The truth is that for the upcoming election, it makes little difference how poorly the economy is doing or how well Romney runs his campaign. Like every political candidate, Romney is bound to make clumsy and self-damaging statements. And each time he does, the media will pounce with a furious sense of urgency, diverting coverage from issues likely to damage Obama’s re-election prospects.
There are also, I would argue, other reasons that the media isn’t as trusted as it was in the days when Walter Cronkite would declare “That’s the way it is” as if a 22 minute newscast could possibly sum up what “it” is on a nightly basis. For one thing, there are more choices out there today than there were when we were basically stuck with three networks. In addition to the fact that one can easily choose not to watch the news at all given all the other entertainment options available, the extent to which news on cable has become so corrupted by ideology on both the left (MSNBC) and the right (Fox News Channel) makes it pretty easy to become cynical about the entire business of news to begin with. Add to that the fact that most of the major “news” coverage on the broadcast networks tends to focus on even important topics in the most banal and uninformative ways possible, and it’s easy to see why the reputation of the news business as a whole has declined in recent years…

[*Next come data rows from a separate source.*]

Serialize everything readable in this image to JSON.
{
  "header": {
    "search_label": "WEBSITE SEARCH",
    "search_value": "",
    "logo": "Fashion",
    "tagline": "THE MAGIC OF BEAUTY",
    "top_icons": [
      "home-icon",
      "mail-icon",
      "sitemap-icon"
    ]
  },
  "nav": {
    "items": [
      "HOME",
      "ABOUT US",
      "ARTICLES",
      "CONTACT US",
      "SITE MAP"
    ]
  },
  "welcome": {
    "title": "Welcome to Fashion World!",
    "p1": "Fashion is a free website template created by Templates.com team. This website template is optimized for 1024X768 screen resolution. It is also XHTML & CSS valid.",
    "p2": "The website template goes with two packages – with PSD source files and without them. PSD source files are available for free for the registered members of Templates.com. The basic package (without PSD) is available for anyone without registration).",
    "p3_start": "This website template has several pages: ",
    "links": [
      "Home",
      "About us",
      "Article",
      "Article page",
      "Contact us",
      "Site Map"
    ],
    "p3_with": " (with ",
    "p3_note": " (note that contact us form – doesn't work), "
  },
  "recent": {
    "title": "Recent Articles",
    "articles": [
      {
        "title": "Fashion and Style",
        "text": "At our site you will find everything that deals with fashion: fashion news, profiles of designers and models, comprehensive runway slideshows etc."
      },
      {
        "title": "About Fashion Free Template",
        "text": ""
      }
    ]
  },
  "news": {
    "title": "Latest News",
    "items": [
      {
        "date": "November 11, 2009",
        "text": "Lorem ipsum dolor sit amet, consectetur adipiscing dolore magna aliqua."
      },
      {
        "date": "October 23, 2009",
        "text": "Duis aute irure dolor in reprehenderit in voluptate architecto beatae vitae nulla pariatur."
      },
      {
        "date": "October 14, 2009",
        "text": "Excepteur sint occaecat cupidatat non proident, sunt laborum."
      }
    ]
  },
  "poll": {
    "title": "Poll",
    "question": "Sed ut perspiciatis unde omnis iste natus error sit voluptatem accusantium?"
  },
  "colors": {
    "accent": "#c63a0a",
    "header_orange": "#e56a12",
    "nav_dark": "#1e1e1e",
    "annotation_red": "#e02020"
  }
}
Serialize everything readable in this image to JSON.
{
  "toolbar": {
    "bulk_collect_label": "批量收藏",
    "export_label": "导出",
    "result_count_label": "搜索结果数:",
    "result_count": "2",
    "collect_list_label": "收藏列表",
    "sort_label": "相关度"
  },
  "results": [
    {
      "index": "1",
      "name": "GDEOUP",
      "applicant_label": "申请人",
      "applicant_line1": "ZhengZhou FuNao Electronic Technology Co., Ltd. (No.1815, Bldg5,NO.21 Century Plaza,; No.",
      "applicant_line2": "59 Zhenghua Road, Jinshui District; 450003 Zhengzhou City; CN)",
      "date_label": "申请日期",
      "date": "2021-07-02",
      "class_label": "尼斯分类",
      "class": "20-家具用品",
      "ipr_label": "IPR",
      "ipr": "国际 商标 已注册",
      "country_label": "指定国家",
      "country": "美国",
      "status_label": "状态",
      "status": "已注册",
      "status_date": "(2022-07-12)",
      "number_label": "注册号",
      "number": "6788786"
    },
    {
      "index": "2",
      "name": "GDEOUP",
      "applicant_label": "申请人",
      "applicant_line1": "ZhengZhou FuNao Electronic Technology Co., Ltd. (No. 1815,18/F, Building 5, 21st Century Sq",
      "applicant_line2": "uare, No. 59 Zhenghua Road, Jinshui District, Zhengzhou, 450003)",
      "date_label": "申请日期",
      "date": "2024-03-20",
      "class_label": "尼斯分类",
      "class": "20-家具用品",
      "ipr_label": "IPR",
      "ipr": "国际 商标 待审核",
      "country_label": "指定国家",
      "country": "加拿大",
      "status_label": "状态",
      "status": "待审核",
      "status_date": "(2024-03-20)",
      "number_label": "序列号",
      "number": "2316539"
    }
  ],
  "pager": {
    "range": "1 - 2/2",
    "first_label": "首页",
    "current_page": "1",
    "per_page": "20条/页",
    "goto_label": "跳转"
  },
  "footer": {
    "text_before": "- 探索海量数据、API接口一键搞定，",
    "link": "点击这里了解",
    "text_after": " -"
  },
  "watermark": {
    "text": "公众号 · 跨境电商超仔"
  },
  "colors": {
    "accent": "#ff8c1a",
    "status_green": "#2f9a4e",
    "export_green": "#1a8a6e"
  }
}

Finally, the bizarre reality of our cable news networks, where more time is spent talking about what the news means rather than what the news is. You can see this most clearly in the coverage from all three cable networks (and much of the coverage on the broadcast networks) involves talking about who’s up or down in the polls, what’s going on inside various campaigns, or inane gaffes that the voters clearly don’t care about very much. When people turn on the political coverage and see talking heads talking about things that only resonate inside the Beltway, it’s not surprise that they turn away in disgust. Additionally, it strikes me that this entire model does harm to the reputation of journalism as a profession because the same people who are supposed to be reporting the facts are turning around and giving their opinions on those facts. There ought to be a brighter line between the two if journalists want people to start trusting them again.
You see they are desperate. The reality of Barack Obama has brought them to their knees. If he loses in November, the mainstream media will be shown for what they are — shills for what they wanted and pretended to be true, and not tellers of truth.
What is left for them when there is no more Barack?
Will anyone take seriously the relentless attacks on President Romney they will be sure to prosecute? No one but the most committed progressive will ever believe a word they say again, especially after they not only gave Barack Obama a free ride for all of his years in office, but unconvincingly attempted to redefine his every failure as success…
A defeat for Barack is a defeat for them. No longer will they be the exalted press — the arbiter of truth and justice. After the debacle that is Barack Obama, they will be seen for what they are: publicity agents for progressivism.